→ WORK REQUEST: Could you print each of the records below exactly?

→ PROVIDED RECORDS:
= = = =

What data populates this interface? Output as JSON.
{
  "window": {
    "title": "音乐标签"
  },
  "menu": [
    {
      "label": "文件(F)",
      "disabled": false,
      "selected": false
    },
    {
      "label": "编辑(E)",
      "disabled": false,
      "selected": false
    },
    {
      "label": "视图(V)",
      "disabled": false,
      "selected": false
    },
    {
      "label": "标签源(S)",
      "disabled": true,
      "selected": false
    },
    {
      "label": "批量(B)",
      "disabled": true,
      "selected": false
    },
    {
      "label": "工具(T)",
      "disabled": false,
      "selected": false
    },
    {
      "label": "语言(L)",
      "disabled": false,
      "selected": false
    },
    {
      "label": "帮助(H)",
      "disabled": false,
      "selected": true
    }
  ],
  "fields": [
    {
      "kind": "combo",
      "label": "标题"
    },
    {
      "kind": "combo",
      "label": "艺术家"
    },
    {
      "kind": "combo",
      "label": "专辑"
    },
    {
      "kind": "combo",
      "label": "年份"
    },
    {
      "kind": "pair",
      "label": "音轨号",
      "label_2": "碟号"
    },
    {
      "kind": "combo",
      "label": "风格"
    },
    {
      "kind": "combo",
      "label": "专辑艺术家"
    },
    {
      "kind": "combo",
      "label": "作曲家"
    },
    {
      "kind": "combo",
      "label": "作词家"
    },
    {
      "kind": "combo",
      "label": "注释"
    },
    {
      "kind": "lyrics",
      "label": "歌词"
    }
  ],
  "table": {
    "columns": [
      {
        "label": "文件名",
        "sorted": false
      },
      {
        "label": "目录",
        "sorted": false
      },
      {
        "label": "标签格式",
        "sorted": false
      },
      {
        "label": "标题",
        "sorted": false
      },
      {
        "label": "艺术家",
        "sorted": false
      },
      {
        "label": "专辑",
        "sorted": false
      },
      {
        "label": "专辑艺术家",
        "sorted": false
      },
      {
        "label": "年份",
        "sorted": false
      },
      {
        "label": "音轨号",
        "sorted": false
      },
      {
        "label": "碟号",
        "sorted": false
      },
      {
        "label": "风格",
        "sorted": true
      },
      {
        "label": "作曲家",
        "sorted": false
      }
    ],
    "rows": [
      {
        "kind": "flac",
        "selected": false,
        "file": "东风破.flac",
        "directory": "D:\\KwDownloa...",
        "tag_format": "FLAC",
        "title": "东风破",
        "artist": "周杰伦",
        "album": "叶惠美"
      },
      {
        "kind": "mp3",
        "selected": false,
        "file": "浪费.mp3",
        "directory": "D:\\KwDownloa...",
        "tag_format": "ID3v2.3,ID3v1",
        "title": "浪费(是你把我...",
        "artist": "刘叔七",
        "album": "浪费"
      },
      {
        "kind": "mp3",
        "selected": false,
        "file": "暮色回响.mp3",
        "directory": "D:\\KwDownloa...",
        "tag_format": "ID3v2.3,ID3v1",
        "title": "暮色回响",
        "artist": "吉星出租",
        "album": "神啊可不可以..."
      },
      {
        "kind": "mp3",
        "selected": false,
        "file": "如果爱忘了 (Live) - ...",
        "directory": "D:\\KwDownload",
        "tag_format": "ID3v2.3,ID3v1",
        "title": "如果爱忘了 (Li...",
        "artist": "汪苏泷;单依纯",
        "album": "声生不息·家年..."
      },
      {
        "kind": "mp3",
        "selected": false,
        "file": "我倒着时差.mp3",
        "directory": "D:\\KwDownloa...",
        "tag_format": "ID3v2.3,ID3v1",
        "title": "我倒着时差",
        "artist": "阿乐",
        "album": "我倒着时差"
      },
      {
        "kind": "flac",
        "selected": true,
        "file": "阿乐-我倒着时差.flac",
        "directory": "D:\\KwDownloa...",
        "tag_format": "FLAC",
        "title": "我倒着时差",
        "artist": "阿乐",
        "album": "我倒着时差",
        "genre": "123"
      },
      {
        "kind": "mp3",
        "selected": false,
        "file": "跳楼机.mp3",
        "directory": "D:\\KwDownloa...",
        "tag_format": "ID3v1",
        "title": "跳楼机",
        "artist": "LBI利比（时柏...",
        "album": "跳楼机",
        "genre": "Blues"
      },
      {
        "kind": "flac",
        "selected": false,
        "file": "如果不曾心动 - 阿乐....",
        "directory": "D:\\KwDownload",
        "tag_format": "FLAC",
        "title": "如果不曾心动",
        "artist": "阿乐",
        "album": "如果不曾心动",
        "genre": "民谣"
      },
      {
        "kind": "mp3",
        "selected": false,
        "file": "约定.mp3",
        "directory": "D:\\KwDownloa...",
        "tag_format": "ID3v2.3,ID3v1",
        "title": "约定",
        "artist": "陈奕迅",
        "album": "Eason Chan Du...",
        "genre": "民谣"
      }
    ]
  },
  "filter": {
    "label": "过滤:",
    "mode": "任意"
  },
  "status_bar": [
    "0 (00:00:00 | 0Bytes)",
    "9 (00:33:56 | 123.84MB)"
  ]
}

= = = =

→ RESPONSE AREA:
What data populates this interface? Output as JSON.
{
  "window": {
    "title": "音乐标签"
  },
  "menu": [
    {
      "label": "文件(F)",
      "disabled": false,
      "selected": false
    },
    {
      "label": "编辑(E)",
      "disabled": false,
      "selected": false
    },
    {
      "label": "视图(V)",
      "disabled": false,
      "selected": false
    },
    {
      "label": "标签源(S)",
      "disabled": true,
      "selected": false
    },
    {
      "label": "批量(B)",
      "disabled": true,
      "selected": false
    },
    {
      "label": "工具(T)",
      "disabled": false,
      "selected": false
    },
    {
      "label": "语言(L)",
      "disabled": false,
      "selected": false
    },
    {
      "label": "帮助(H)",
      "disabled": false,
      "selected": true
    }
  ],
  "fields": [
    {
      "kind": "combo",
      "label": "标题"
    },
    {
      "kind": "combo",
      "label": "艺术家"
    },
    {
      "kind": "combo",
      "label": "专辑"
    },
    {
      "kind": "combo",
      "label": "年份"
    },
    {
      "kind": "pair",
      "label": "音轨号",
      "label_2": "碟号"
    },
    {
      "kind": "combo",
      "label": "风格"
    },
    {
      "kind": "combo",
      "label": "专辑艺术家"
    },
    {
      "kind": "combo",
      "label": "作曲家"
    },
    {
      "kind": "combo",
      "label": "作词家"
    },
    {
      "kind": "combo",
      "label": "注释"
    },
    {
      "kind": "lyrics",
      "label": "歌词"
    }
  ],
  "table": {
    "columns": [
      {
        "label": "文件名",
        "sorted": false
      },
      {
        "label": "目录",
        "sorted": false
      },
      {
        "label": "标签格式",
        "sorted": false
      },
      {
        "label": "标题",
        "sorted": false
      },
      {
        "label": "艺术家",
        "sorted": false
      },
      {
        "label": "专辑",
        "sorted": false
      },
      {
        "label": "专辑艺术家",
        "sorted": false
      },
      {
        "label": "年份",
        "sorted": false
      },
      {
        "label": "音轨号",
        "sorted": false
      },
      {
        "label": "碟号",
        "sorted": false
      },
      {
        "label": "风格",
        "sorted": true
      },
      {
        "label": "作曲家",
        "sorted": false
      }
    ],
    "rows": [
      {
        "kind": "flac",
        "selected": false,
        "file": "东风破.flac",
        "directory": "D:\\KwDownloa...",
        "tag_format": "FLAC",
        "title": "东风破",
        "artist": "周杰伦",
        "album": "叶惠美"
      },
      {
        "kind": "mp3",
        "selected": false,
        "file": "浪费.mp3",
        "directory": "D:\\KwDownloa...",
        "tag_format": "ID3v2.3,ID3v1",
        "title": "浪费(是你把我...",
        "artist": "刘叔七",
        "album": "浪费"
      },
      {
        "kind": "mp3",
        "selected": false,
        "file": "暮色回响.mp3",
        "directory": "D:\\KwDownloa...",
        "tag_format": "ID3v2.3,ID3v1",
        "title": "暮色回响",
        "artist": "吉星出租",
        "album": "神啊可不可以..."
      },
      {
        "kind": "mp3",
        "selected": false,
        "file": "如果爱忘了 (Live) - ...",
        "directory": "D:\\KwDownload",
        "tag_format": "ID3v2.3,ID3v1",
        "title": "如果爱忘了 (Li...",
        "artist": "汪苏泷;单依纯",
        "album": "声生不息·家年..."
      },
      {
        "kind": "mp3",
        "selected": false,
        "file": "我倒着时差.mp3",
        "directory": "D:\\KwDownloa...",
        "tag_format": "ID3v2.3,ID3v1",
        "title": "我倒着时差",
        "artist": "阿乐",
        "album": "我倒着时差"
      },
      {
        "kind": "flac",
        "selected": true,
        "file": "阿乐-我倒着时差.flac",
        "directory": "D:\\KwDownloa...",
        "tag_format": "FLAC",
        "title": "我倒着时差",
        "artist": "阿乐",
        "album": "我倒着时差",
        "genre": "123"
      },
      {
        "kind": "mp3",
        "selected": false,
        "file": "跳楼机.mp3",
        "directory": "D:\\KwDownloa...",
        "tag_format": "ID3v1",
        "title": "跳楼机",
        "artist": "LBI利比（时柏...",
        "album": "跳楼机",
        "genre": "Blues"
      },
      {
        "kind": "flac",
        "selected": false,
        "file": "如果不曾心动 - 阿乐....",
        "directory": "D:\\KwDownload",
        "tag_format": "FLAC",
        "title": "如果不曾心动",
        "artist": "阿乐",
        "album": "如果不曾心动",
        "genre": "民谣"
      },
      {
        "kind": "mp3",
        "selected": false,
        "file": "约定.mp3",
        "directory": "D:\\KwDownloa...",
        "tag_format": "ID3v2.3,ID3v1",
        "title": "约定",
        "artist": "陈奕迅",
        "album": "Eason Chan Du...",
        "genre": "民谣"
      }
    ]
  },
  "filter": {
    "label": "过滤:",
    "mode": "任意"
  },
  "status_bar": [
    "0 (00:00:00 | 0Bytes)",
    "9 (00:33:56 | 123.84MB)"
  ]
}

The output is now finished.